28 J. David Brown, Julie L. Hotchkiss and Myriam Quispe-Agnoli, “Undocumented Worker Employment and Firm Survivability,” Working Paper 2008-28, Federal Reserve Bank of Atlanta, December 2008.
30 Randy Capps, Michael Fix, Jeffrey S. Passel, Jason Ost and Dan Perez-Lopez, “A Profile of the Low-Wage Immigrant Workforce,” Immigrant Families and Workers, Urban Institute, Brief No. 4, November 2003.
31 Shirley J. Smith, Roger G. Kramer, and Audrey Singer, “Characteristics and Labor Market Behavior of the Legalized Population Five Years Following Legalization,” U.S. Department of Labor, 1996.
32 See Zuniga, et al. v. Nature’s Way Nursery of Miami, Inc., 1:08-cv-21796-WMH (S.D. FL, filed 6/28/08); Richard Kamm and Roger Rosenthal, “Women in the Fields: A Brief Analysis of the Plight of Migrant Farmworker Women,” Clearinghouse Review, March–April 1999.
33 Marc Linder, “Farm Workers and the Fair Labor Standards Act: Racial Discrimination in the New Deal,” The National Agricultural Law Center, University of Arkansas; originally published in Texas Law Review: 65 Tex. L. Rev. 1335 (1987).
34 Farmworkers’ lack of political clout predates the relatively recent transformation of the farm labor workforce to one dominated by undocumented workers. Even during the decades when most farmworkers were U.S. citizens, their itinerant employment schedules, coupled with local residency requirements, prevented the vast majority of them from registering as voters.

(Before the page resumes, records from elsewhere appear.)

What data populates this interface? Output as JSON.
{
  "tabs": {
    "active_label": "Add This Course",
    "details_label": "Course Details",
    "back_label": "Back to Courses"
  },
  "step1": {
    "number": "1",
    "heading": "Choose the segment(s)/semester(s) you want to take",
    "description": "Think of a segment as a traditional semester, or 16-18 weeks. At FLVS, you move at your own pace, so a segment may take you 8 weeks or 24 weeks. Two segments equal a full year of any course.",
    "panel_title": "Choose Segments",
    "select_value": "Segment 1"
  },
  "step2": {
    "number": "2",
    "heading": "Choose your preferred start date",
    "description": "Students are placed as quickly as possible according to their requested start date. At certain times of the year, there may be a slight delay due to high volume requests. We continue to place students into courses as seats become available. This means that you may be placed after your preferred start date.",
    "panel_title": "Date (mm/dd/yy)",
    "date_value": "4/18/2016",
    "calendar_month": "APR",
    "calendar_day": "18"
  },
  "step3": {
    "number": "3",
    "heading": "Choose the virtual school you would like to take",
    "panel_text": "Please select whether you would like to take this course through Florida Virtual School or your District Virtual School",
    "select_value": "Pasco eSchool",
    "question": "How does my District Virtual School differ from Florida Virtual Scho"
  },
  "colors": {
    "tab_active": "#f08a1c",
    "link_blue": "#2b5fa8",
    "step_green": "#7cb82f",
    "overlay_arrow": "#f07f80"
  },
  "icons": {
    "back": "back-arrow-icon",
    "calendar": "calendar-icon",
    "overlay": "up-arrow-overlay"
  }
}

35 In many states, either there is no state minimum wage or farmworkers are expressly excluded from coverage.
36 See, e.g., Ala. Code § 25-1-1; Ark. Code Ann. § 11-2-101; O.C.G.A. (Georgia) §§ 34-2-2, 34-2-10; La. R.S. § 23.13.
37 Under Alabama Code § 16-28-6(4), children who are legally employed under the state child labor code are not obligated to attend school. Because Alabama’s child labor law (Ala. Code § 25-8-33) exempts agriculture, children employed in agriculture are not required to attend school in the state.

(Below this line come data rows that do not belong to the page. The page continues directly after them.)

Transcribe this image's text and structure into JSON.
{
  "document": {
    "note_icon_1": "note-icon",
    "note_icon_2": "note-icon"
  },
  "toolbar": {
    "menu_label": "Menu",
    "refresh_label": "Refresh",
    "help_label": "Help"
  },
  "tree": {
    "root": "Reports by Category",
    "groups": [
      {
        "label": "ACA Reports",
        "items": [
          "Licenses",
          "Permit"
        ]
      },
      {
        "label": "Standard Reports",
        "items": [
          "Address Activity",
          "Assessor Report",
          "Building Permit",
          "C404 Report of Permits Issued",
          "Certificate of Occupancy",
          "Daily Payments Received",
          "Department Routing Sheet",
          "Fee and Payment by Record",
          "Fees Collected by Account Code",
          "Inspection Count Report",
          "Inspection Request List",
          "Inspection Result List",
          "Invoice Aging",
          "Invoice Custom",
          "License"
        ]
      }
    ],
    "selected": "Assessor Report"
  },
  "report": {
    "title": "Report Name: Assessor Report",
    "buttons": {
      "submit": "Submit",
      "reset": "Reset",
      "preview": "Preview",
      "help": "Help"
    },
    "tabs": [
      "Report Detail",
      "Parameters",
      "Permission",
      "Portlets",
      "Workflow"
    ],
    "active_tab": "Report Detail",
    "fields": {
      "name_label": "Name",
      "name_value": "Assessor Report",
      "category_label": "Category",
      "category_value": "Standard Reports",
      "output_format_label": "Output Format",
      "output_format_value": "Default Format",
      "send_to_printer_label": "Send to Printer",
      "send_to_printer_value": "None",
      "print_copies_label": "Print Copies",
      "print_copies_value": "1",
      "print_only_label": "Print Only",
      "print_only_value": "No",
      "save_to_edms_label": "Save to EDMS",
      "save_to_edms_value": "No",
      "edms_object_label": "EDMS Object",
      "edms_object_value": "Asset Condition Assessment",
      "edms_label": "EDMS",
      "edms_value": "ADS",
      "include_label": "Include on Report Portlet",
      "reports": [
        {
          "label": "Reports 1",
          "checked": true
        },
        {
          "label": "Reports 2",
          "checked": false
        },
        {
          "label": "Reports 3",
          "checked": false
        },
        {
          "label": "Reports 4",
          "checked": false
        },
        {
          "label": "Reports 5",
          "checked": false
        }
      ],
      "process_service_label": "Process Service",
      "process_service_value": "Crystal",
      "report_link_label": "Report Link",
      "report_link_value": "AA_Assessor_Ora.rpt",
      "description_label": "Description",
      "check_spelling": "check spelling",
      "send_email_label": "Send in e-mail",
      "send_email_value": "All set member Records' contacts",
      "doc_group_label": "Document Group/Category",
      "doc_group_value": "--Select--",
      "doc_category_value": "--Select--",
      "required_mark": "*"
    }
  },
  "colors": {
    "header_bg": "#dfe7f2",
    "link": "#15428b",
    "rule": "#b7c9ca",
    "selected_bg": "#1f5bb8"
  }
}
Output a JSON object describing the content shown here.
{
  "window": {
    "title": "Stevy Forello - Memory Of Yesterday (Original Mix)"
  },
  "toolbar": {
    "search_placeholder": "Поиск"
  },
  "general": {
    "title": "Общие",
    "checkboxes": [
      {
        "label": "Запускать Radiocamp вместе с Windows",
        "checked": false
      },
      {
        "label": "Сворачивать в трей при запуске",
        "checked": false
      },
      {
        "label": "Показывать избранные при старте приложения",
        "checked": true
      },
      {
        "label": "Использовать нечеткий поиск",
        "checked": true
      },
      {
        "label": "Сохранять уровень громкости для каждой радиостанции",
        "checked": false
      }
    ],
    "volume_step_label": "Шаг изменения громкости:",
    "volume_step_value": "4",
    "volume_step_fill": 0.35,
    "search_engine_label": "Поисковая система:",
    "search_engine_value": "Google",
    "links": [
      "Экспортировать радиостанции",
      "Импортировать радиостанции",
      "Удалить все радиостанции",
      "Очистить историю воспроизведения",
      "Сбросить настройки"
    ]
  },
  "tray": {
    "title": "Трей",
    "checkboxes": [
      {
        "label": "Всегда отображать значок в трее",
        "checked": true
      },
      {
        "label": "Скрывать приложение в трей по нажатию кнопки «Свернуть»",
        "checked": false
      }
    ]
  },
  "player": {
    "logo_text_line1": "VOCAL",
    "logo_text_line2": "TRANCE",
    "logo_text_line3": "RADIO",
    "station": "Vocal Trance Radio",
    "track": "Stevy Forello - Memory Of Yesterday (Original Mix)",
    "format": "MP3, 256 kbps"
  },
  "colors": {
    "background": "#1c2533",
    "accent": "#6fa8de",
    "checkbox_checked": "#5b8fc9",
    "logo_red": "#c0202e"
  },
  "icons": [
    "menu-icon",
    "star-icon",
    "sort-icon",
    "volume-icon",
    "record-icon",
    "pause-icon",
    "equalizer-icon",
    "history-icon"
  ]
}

38 The National Agricultural Workers Survey, United States Department of Labor, 2005. www.doleta.gov/agworker/naws.cfm.
39 Maternal & Child Health Fact Sheet, National Center for Farm Worker Health Inc., 2009, http://www.ncfh.org/docs/fs-MATERNAL%20FACT%20SHEET.pdf.
40 “Migrant and Seasonal Farmworker Demographics, National Center for Farmworker Health, Inc., 2009, http://www.ncfh.org/docs/fs-Migrant%20Demographics.pdf
41 Christine Stapleton, “Ag-Mart to Pay for Limbless Child’s Needs,” The Palm Beach Post, April 17, 2008.
43 Fact Sheet: Pesticides, Department of Health and Human Services, Centers for Disease Control and Prevention, June 2004. http://www.cdc.gov/nceh/hsb/pesticides/activities.htm.
44 Ashok N. Shahane, “Summary of Agricultural Pesticide Use in Florida: 2003-2006,” Florida Dept. of Agriculture and Consumer Services, March 2008: www.flaes.org/pdf/PUI%20narrative%206-19-08%20final.pdf, 33-35 “Florida Tomatoes, Pesticides, Housing,” Rural Migration News vol. 9, no. 2, April 2003. http://migration.ucdavis.edu/rmn/more.php?id=13_0_3_0
45 Kushik Jaga and Chandrabhan Dharmani, “Sources of Exposure to and Public Health Implications of Organophosphate Pesticides,” Rev. Panam Salud Publica/Pan Am J Public Health, 14(3), 2003. http://www.scielosp.org/pdf/rpsp/v14n3/a04v14n3.pdf.
46 Adriane J. Busby and Gabriel Eckstein, “Organophosphates, Friend and Foe: The Promise of Medical Monitoring for Farm Workers and their Families,” 27 UCLA Journal of Environmental Law & Policy, 39 (2009).
47 J. Routt Reigart and James R. Roberts, “Recognition and Management of Pesticide Poisonings,” Office of Pesticide Programs, U.S. Environmental Protection Agency, Fifth Edition, 1999.
48 Fact Sheet: Pesticides, Department of Health and Human Services, Centers for Disease Control and Prevention, June 2004. www.cdc.gov/nceh/hsb/pesticides/activities.htm.
49 Interview with Steven Bloom.
50 Application and Affidavit for Search Warrant filed with the U.S. District Court for the Northern District of Iowa, May 9, 2008.
51 Julia Preston, “Former Manager of Iowa Slaughterhouse is Acquitted of Labor Charges,” The New York Times, June 7, 2010.
52 Julie Preston, “27-year Sentence for Plant Manager,” The New York Times, June 21, 2010.